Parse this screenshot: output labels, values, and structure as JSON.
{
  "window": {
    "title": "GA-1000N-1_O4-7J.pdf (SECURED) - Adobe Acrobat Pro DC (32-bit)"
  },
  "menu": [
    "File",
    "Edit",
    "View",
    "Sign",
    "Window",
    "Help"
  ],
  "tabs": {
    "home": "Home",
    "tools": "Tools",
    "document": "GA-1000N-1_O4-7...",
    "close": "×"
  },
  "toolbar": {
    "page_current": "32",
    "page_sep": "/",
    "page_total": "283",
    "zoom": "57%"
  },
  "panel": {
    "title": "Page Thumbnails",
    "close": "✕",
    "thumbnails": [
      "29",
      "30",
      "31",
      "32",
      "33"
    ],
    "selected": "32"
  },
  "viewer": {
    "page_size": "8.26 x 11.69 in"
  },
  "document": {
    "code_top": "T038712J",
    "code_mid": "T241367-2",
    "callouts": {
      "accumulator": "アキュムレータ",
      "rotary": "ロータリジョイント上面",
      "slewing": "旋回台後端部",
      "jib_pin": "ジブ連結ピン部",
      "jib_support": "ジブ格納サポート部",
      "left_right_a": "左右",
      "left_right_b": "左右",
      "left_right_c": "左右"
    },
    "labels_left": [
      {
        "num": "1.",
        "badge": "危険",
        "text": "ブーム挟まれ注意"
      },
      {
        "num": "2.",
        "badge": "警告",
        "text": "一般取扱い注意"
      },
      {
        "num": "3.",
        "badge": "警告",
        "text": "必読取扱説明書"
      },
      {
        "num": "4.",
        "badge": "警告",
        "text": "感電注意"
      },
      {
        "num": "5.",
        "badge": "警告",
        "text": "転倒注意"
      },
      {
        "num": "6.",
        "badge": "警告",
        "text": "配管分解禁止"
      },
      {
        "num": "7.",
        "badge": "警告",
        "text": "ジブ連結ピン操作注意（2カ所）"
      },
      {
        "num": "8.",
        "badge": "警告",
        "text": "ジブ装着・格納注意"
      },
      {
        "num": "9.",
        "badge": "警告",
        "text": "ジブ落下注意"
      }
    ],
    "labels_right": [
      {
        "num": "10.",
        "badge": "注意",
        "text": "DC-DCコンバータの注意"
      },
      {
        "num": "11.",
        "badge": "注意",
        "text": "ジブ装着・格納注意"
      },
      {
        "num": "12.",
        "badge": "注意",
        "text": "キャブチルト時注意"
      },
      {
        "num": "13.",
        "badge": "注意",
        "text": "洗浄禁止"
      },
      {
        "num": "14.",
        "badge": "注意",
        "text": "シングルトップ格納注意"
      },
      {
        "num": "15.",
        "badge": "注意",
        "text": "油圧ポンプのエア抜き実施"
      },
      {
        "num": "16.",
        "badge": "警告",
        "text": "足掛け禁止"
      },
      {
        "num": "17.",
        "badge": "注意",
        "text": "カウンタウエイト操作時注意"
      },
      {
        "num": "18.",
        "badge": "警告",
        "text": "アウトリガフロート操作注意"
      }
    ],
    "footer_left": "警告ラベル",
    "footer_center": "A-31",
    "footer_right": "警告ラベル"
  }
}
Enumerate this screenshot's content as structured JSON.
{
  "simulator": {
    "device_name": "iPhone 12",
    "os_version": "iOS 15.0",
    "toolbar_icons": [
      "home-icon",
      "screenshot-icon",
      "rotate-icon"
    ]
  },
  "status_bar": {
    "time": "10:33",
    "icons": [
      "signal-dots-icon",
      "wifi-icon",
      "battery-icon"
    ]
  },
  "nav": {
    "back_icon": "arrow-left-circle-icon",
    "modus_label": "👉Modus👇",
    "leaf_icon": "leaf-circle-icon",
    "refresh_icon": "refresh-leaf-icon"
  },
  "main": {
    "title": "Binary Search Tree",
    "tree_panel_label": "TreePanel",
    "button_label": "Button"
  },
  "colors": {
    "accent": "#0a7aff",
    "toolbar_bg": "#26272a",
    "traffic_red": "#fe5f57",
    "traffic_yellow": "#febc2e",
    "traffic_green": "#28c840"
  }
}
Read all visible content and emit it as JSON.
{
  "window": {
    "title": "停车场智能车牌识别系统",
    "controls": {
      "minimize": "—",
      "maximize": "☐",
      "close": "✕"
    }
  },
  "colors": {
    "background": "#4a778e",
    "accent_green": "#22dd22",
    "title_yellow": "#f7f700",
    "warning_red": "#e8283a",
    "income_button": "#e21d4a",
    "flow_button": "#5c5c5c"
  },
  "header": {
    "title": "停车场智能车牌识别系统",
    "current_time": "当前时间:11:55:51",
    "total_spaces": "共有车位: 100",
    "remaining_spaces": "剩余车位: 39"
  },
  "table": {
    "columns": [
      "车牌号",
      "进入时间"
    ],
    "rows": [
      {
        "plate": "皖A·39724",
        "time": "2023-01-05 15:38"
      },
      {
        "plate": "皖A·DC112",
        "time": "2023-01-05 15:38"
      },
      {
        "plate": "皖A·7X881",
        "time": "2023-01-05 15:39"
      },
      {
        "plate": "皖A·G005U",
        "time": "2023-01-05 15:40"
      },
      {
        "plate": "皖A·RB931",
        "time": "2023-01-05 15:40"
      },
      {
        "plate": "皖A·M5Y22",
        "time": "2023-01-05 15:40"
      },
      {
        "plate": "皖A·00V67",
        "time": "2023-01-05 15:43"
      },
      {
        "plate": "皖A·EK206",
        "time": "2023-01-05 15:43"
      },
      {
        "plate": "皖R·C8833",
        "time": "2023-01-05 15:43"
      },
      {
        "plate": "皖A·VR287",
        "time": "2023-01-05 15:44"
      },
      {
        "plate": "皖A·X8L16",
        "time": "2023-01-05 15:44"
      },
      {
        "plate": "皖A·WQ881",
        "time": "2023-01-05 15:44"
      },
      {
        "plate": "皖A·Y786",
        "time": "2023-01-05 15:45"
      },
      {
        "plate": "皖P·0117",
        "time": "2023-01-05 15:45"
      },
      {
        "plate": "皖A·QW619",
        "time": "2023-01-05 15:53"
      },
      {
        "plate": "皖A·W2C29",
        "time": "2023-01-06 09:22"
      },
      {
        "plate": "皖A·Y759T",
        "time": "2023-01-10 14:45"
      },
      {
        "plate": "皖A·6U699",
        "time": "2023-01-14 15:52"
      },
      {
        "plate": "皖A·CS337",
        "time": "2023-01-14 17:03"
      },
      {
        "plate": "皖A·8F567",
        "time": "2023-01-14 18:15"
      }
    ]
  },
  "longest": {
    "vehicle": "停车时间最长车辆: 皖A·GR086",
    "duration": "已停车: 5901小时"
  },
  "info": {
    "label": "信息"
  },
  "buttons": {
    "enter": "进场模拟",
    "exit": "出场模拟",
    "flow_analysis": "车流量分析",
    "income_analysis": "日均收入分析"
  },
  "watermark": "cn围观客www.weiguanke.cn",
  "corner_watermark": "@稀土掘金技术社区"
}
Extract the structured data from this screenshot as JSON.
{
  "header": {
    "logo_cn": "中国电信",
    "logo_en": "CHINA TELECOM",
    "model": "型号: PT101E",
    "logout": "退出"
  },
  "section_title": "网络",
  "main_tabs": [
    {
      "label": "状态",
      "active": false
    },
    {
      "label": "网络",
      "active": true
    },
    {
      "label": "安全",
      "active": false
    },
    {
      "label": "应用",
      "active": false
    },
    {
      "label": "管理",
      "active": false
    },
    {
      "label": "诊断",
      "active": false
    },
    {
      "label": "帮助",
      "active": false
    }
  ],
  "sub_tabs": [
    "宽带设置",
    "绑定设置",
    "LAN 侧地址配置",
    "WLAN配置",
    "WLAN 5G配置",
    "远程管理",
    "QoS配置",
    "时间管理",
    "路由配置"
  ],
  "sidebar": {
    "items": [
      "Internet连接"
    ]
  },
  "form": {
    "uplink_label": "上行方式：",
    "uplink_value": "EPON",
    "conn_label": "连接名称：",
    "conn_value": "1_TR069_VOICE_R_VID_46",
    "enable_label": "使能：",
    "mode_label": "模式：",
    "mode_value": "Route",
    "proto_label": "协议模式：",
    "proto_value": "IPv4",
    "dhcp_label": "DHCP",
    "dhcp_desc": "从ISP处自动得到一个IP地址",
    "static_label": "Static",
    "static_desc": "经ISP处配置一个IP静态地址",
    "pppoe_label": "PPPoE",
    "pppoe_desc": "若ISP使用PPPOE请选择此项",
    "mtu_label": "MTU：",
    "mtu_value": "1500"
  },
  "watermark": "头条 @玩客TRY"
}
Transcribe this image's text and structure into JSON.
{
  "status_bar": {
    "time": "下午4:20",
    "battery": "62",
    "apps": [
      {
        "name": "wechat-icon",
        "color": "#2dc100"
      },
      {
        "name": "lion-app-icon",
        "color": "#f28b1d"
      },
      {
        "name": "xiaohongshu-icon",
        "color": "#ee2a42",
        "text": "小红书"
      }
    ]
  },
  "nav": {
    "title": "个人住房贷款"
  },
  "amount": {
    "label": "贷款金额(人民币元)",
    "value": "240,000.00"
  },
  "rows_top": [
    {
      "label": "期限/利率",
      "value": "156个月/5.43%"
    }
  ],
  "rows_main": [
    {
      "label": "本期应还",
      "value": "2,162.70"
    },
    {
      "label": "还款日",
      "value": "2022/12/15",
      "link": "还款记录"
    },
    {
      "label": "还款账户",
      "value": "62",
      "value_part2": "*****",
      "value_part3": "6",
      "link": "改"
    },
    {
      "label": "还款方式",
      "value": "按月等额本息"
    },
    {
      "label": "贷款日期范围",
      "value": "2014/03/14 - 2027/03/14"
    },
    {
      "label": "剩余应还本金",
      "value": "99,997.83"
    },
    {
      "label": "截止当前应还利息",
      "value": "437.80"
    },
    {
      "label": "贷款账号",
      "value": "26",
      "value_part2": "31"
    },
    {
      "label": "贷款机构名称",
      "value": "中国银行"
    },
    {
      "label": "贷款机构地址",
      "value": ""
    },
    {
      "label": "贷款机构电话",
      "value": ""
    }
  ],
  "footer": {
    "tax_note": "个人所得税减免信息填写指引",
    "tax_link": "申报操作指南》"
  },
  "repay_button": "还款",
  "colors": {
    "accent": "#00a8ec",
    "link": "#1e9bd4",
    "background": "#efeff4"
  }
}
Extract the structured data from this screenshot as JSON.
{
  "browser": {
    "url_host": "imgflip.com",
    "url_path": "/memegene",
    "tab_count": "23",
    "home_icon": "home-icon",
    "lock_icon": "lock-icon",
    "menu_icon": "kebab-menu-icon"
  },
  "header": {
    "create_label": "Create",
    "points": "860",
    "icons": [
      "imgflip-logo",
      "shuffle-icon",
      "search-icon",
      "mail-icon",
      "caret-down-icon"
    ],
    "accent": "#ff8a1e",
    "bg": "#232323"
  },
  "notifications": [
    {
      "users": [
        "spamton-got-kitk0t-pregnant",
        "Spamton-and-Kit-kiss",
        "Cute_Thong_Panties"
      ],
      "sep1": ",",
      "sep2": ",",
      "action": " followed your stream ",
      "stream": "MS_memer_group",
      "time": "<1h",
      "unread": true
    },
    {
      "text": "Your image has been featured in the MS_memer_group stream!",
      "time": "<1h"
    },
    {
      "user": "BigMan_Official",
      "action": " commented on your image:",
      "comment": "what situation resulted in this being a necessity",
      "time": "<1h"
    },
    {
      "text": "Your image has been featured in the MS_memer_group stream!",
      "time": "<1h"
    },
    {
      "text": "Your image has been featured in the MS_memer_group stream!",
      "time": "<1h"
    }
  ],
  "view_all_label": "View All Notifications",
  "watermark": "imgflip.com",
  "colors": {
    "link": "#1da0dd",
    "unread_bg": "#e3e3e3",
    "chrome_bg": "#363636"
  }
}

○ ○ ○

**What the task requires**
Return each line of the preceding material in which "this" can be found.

**Answer space**
Parse this screenshot: output labels, values, and structure as JSON.
Enumerate this screenshot's content as structured JSON.
Extract the structured data from this screenshot as JSON.
Transcribe this image's text and structure into JSON.
Extract the structured data from this screenshot as JSON.
      "comment": "what situation resulted in this being a necessity",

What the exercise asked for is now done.